- _DATA SHOWN_:
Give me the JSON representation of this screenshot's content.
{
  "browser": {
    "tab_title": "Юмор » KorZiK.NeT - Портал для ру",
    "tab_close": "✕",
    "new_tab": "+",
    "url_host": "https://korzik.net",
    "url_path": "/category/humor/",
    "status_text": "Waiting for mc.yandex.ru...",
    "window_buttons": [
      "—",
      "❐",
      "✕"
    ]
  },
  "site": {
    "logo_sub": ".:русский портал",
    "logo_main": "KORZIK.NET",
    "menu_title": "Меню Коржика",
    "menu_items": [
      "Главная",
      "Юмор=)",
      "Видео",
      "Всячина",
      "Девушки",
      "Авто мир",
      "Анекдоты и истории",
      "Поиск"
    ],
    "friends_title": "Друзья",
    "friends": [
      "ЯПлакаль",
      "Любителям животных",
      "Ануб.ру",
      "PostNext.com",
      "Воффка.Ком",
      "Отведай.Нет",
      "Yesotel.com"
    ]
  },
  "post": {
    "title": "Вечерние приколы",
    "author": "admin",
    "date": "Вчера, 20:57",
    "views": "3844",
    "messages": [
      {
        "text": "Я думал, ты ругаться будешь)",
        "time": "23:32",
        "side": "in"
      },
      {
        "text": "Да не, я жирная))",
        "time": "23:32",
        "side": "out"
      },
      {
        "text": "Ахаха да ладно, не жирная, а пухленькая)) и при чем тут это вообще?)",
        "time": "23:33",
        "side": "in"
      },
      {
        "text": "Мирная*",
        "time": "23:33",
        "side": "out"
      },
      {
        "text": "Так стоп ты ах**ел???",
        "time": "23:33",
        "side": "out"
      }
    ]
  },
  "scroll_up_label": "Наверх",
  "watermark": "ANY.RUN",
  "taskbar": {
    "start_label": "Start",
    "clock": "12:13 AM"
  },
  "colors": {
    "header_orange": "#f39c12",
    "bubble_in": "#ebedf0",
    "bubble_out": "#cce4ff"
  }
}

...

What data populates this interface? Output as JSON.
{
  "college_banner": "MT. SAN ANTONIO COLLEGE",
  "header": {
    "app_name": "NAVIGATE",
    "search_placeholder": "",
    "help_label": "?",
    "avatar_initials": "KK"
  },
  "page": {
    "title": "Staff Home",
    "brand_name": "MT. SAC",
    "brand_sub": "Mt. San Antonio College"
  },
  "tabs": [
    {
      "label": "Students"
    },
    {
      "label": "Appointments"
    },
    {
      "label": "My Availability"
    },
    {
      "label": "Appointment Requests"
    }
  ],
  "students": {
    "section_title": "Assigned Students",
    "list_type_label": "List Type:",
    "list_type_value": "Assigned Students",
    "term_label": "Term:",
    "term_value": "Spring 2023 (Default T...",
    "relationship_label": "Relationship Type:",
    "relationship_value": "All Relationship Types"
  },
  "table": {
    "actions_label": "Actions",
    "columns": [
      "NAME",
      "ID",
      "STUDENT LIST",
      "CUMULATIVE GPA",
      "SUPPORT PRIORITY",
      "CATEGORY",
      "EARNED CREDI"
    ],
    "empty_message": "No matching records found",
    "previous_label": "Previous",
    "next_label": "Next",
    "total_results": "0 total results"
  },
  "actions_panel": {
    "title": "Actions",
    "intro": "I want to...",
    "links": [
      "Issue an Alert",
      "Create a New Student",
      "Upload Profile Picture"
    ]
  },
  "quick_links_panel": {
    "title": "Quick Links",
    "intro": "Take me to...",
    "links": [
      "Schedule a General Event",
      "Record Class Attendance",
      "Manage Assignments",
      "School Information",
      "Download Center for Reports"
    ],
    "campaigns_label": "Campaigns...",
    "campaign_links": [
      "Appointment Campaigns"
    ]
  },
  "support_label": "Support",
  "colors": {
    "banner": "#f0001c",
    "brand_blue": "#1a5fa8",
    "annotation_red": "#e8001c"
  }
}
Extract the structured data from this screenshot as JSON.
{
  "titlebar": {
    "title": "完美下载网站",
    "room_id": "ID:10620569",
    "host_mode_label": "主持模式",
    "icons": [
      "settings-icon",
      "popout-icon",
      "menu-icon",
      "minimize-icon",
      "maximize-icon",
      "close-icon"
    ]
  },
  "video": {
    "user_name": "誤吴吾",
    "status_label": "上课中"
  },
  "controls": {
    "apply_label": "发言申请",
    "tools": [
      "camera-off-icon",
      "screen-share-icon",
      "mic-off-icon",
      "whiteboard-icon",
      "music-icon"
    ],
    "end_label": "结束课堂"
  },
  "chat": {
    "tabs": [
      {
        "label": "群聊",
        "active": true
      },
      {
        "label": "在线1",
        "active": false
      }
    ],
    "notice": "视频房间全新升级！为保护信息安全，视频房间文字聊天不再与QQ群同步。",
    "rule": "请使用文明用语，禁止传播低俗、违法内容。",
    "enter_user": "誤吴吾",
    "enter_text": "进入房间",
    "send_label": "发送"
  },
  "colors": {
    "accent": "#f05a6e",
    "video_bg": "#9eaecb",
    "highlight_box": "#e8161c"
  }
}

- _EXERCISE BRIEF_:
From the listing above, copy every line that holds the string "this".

- _OUTPUT BELOW_:
Give me the JSON representation of this screenshot's content.
What data populates this interface? Output as JSON.
Extract the structured data from this screenshot as JSON.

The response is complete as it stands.